I started using Windows Vista back when the RTM was first released to the developer community. This was the final release version of Vista and, while I resisted earlier Beta versions, I thought that using the final release would be relatively stable. I installed it on a relatively new Dell Dimension 9150 box with 4Gb of Ram.
I loved Vista at first, it was a little slower than XP and I had to really do some searching for drivers, but I was on the cutting edge. I installed it on a laptop I was using for a contract at the time and impressed everyone with my cool new interface.
Eventually, my desktop PC got slower and slower. It performed terribly. I spent hours looking at start-up processes and background processes that kept running. I think I spent several days looking at the Windows search background indexing alone. The laptop had all kinds of problems, too. My desktop started taking 10-15 minutes to boot. I spent hours on the web looking for solution.
My PC problems had the effect of causing me to hate computers in general. It took so long to load Visual Studio. I turned off all background instances of SQL Server and MySQL. I even started to think about abandoning software development all together. Too many sleepless nights started to cloud my judgment. My PC was unusable, and I had 4Gb of RAM! I had been using Vista for over a year.
I started using Ubuntu on my laptop. My contract was over and all I wanted was to use the laptop to check email and surf. I was amazed with how fast it was. I was determined to become a Linux guy! After nearly ten years as a VB and C# developer, I was going to go back to PHP.
But Ubuntu didn’t help me like I thought it would.
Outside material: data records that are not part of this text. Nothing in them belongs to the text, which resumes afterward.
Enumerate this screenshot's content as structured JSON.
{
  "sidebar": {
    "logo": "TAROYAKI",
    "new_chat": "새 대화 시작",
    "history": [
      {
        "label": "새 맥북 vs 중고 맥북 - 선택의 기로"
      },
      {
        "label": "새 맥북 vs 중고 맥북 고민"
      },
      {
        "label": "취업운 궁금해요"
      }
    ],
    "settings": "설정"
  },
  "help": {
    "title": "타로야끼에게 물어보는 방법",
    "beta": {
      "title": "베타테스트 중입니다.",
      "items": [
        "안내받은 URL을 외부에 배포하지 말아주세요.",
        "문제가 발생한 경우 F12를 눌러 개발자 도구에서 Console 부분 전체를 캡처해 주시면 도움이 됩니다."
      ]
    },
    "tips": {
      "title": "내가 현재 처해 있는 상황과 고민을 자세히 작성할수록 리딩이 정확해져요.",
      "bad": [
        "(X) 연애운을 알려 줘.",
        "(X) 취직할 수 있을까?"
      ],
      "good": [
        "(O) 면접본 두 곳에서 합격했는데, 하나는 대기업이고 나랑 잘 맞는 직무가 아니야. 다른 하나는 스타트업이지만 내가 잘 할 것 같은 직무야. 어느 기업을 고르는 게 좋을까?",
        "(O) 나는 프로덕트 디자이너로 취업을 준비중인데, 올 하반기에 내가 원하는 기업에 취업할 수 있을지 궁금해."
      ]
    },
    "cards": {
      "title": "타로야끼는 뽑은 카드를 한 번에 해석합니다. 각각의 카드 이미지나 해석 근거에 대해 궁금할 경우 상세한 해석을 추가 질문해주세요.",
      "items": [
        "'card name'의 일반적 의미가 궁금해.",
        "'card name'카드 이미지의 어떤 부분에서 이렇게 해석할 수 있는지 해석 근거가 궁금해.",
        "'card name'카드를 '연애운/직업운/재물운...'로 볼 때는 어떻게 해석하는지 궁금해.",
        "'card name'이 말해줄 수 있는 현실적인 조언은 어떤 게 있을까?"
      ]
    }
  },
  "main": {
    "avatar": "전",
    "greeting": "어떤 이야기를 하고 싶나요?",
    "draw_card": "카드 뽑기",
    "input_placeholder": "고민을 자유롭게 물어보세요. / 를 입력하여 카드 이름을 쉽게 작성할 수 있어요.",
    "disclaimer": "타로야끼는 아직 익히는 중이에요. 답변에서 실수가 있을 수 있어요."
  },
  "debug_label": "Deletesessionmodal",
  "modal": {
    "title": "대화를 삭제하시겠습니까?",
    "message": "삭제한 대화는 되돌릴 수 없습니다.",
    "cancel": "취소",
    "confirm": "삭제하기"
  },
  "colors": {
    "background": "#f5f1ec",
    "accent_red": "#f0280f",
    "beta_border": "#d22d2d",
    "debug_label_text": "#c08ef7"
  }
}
I found the most simple things to have a huge learning curve involved. Now, I could learn how to do things like set up dns entries for web testing, etc, but I was frustrated with having to learn a new thing for everything I wanted to do. Also, if I stepped into another contract, I didn’t want to be that guy who keeps saying “I know how to do it on Linux, but Windows? I don’t know.” Besides, I still had to keep my Vista desktop intact to I still had all of my Outlook contacts, Excel (xlsx) files that didn’t open in OpenOffice, etc.
Then Visual Studio 2008 release candidate was released. I really wanted to try it out. So I set up a partition on the laptop and installed XP. This was like a breath of fresh air. All of my Windows apps worked like a dream. Windows booted quickly. All devices worked. When I opened Outlook 2007, it just opened–it didn’t pop up two minutes later after I forgot I clicked on the shortcut.
All of the people I worked with who criticised me for installing Vista too early, who told me to wait for SP1–they were right. In fact, I think SP1 might still be too early.
I’m back on XP. I’ll stay here for the next few years, I think. There are no Vista-only apps out there that I know of. If you are thinking about upgrading, even as late as January 2008, I would recommend sticking with XP.